In the case of university fee deregulation, an increased proportion of education costs are dumped onto students as a liability against future earnings – in effect, an increase in the tax on higher education.
Leaving aside arguments about the equity or economic efficiency of these policies, the grounds on which either could be said to contribute to growth appear weak.
It has been demonstrated that cost is a consideration for some when seeking health care, so upfront charges will discourage a proportion from seeing their GP – in fact, this was one of the Government’s explicit aims when announcing the policy.
Furthermore, though some patients might be going to see their doctor for what the Government considers to be frivolous reasons, most have legitimate health concerns.
Some of these might resolve themselves. But deterring people from seeking timely care raises the risk their health will deteriorate further and their problems become more complex, raising the likelihood of more dramatic and costlier care later on. Care in hospitals in multiple more times expensive than in a family doctor’s surgery.
Regarding university fees, it defies all that we know about price signals and human behaviour to suggest that ratcheting up university course fees will have no effect on demand.
Sure, university degrees are a sound investment in enhanced future earning capacity, so the incentive for individuals to incur larger debts for the lifelong advantage a degree confers is strong.
But as the cost of education goes up and wages growth slows, the cost-benefit equation because more finely balanced, and the weight given to other options increases – particularly from the viewpoint of someone with limited financial resources.
The Government argues that students won’t be required to begin repaying their debts until they start earning reasonable money, so any deterrence is overstated.
But even if higher fees don’t discourage many, the debts students will carry through much of their adulthood will have other significant economy-wide effects, including delaying the age at which they might begin a family or buy a house.
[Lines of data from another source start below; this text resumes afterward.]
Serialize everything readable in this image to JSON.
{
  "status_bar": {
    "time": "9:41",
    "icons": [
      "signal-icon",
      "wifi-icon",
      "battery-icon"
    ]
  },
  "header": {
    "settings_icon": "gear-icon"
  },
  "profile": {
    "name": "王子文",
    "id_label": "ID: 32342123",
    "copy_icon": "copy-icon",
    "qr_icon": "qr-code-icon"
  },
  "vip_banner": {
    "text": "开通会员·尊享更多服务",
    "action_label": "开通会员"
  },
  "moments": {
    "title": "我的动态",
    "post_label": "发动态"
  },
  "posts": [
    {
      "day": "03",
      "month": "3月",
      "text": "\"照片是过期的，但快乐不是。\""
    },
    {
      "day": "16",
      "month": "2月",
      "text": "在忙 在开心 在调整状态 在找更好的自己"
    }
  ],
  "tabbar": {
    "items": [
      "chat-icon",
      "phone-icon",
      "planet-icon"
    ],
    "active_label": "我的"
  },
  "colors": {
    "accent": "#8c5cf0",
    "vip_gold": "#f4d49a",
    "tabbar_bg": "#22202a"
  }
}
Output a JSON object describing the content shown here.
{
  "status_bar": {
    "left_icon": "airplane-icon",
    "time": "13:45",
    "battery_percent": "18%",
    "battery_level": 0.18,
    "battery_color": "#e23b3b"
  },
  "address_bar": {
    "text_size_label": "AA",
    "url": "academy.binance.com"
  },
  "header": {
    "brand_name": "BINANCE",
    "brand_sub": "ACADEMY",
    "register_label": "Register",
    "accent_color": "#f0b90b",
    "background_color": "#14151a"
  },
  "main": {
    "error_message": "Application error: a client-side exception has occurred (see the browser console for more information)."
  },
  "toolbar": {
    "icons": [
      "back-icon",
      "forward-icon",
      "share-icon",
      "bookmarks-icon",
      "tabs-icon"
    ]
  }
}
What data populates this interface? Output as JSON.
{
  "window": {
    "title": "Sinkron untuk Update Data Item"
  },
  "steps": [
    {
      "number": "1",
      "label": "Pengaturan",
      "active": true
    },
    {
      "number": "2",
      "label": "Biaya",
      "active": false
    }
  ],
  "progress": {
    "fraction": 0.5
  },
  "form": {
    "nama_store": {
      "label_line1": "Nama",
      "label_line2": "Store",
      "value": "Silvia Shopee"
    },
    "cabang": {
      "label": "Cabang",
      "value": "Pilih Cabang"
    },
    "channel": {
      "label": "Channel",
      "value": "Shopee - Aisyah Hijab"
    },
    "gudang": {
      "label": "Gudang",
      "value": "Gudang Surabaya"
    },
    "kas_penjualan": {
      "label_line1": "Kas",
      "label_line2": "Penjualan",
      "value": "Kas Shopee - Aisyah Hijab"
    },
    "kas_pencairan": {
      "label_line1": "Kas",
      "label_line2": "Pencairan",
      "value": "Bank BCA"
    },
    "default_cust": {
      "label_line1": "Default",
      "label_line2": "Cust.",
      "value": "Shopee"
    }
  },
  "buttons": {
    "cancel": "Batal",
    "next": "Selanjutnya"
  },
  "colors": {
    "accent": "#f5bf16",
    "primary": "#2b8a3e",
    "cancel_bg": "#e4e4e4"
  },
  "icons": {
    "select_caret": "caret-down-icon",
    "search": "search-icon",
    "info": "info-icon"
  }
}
These are major drivers of consumer spending, and by delaying or diminishing these activities, university fee deregulation will help undermine the strength of a major component of growth.
(The policy is also likely to turbocharge the brain drain, and heavily-indebted graduates increasingly look for better-paid opportunities offshore).
Prime Minister Tony Abbott said the fact that the OECD and the IMF will audit the progress of G20 countries in fulfilling their growth commitments will provide robust reassurance that the growth goal will be met.
But don’t expect the umpires to red card countries not seen to be pulling their weight.
Realpolitik means it is highly unlikely any G20 member will be marked down, especially when there are so many plausible get-out clauses and other excuses that countries can invoke.
Let’s face it, if the Australian Government can get away with calling a GP co-payment a growth measure, it is a pretty low base from which to start.